What do we do with old books? I mean really old books. How do we understand them when they seem so alien to us? Time can seem to be the enemy of understanding. Past texts can seem cryptic. We wonder if Chaucer is as ironic as we may like to see him or if we … More How Temporal Distance Helps Us Read
Nothing is so purely the trace of the mind as writing, but also nothing is so dependent on the understanding mind. In deciphering and interpreting a miracle takes place: the transformation of something strange and dead into a total simultaneity and familiarity. This is like nothing else that has come down to us from the … More The Miracle of Reading
I love Christina Rossetti’s imagery of the line “my life is in the falling leaf.” Though I’m perhaps stretching the figurative language, I can’t help imagining the sunlight of her life sucked into the leaf as it fades, shrivels, and falls. Like Gerard Manley Hopkins’s “winter world” in “To R.B.” it so perfectly captures the … More My Life Is in the Falling Leaf
Ever think about all the art that has been lost? Beowulf comes out of an oral tradition of scops singing from a trove of texts. We have this manuscript, which fortunately survived the fitting-yet-sad fire at Ashburnham House, but what about all the other poems? Or what about all the ephemeral moments when a scop arranged … More Kept with Fonder a Care
You know the movement to make traditional bad guys good in children’s stories, or to at least give their side of the story. When I was a boisterous oddly serious public school lad, I remember a story that had recast the big bad wolf as a hapless neighbor who only wanted sugar from his selfish … More The Big Bad Wraecca

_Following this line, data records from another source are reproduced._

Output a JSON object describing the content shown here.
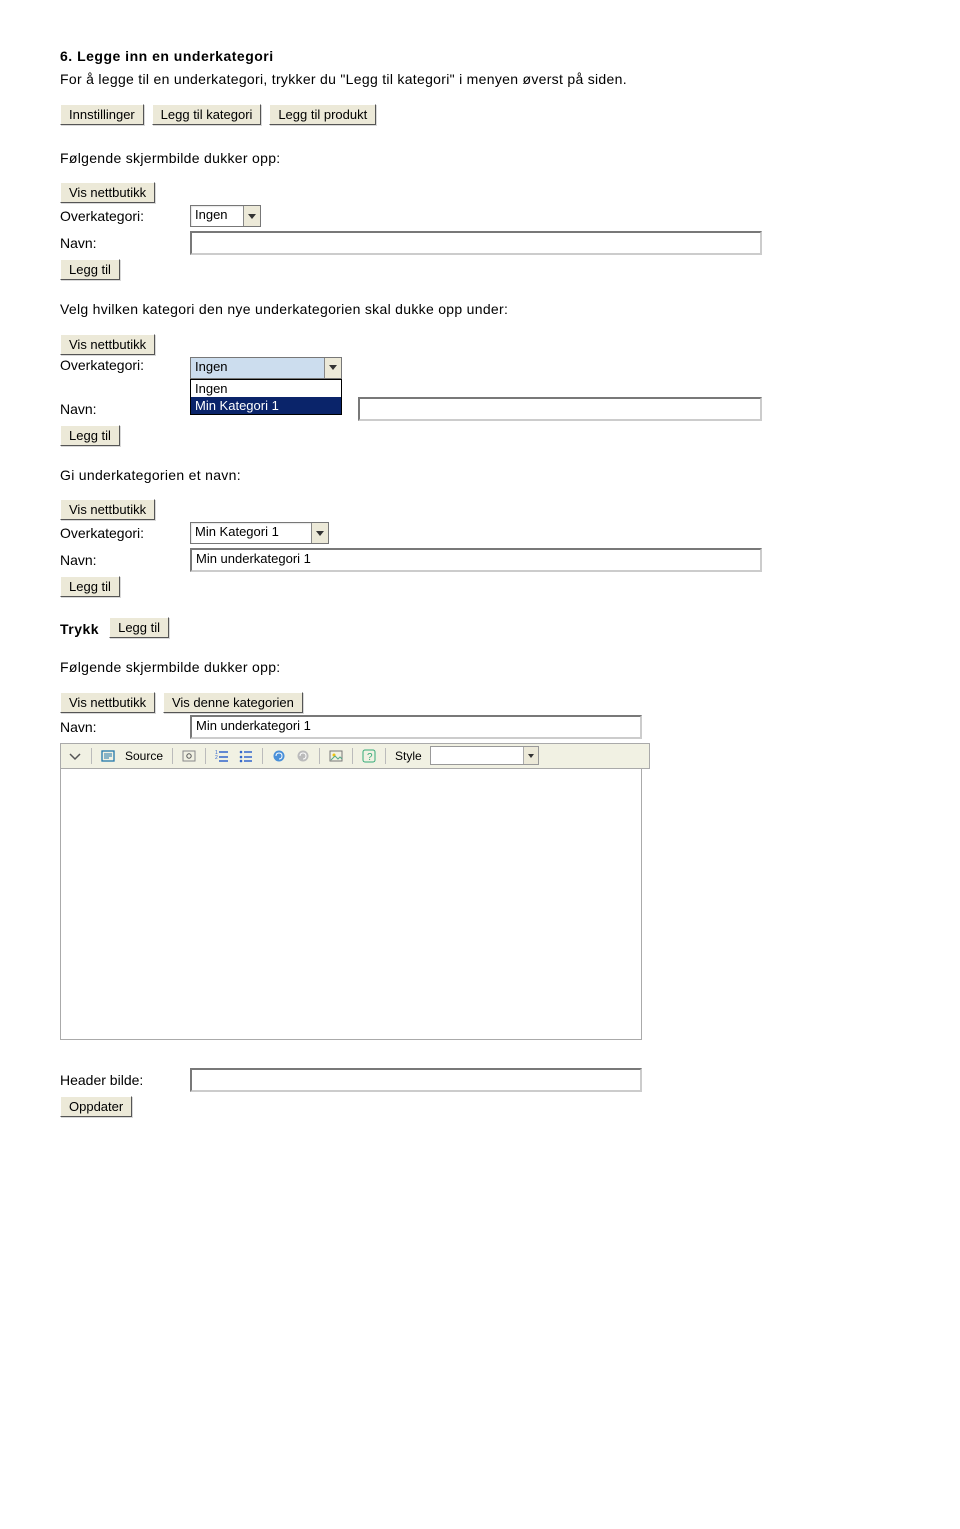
{
  "heading": "6. Legge inn en underkategori",
  "intro": "For å legge til en underkategori, trykker du \"Legg til kategori\" i menyen øverst på siden.",
  "top_buttons": {
    "a": "Innstillinger",
    "b": "Legg til kategori",
    "c": "Legg til produkt"
  },
  "txt_following1": "Følgende skjermbilde dukker opp:",
  "txt_pick": "Velg hvilken kategori den nye underkategorien skal dukke opp under:",
  "txt_givename": "Gi underkategorien et navn:",
  "txt_trykk": "Trykk",
  "txt_following2": "Følgende skjermbilde dukker opp:",
  "labels": {
    "vis": "Vis nettbutikk",
    "over": "Overkategori:",
    "navn": "Navn:",
    "leggtil": "Legg til",
    "viskat": "Vis denne kategorien",
    "header": "Header bilde:",
    "oppdater": "Oppdater"
  },
  "form1": {
    "over_value": "Ingen",
    "navn_value": ""
  },
  "form2": {
    "over_value": "Ingen",
    "navn_value": "",
    "dd_opt1": "Ingen",
    "dd_opt2": "Min Kategori 1"
  },
  "form3": {
    "over_value": "Min Kategori 1",
    "navn_value": "Min underkategori 1"
  },
  "result": {
    "navn_value": "Min underkategori 1",
    "header_value": ""
  },
  "toolbar": {
    "source": "Source",
    "style_label": "Style"
  }
}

Why do we enjoy tragedies? Why is there something almost pleasant about an elegy. We watch King Lear, knowing that the moment will come when he carries Cordelia out. We watch Macbeth to hear “Out, out, brief candle!” I’ve noticed that I enjoy Old English poetry and the works of Thomas Hardy because they enter … More Why Do We Enjoy Suffering in Literature?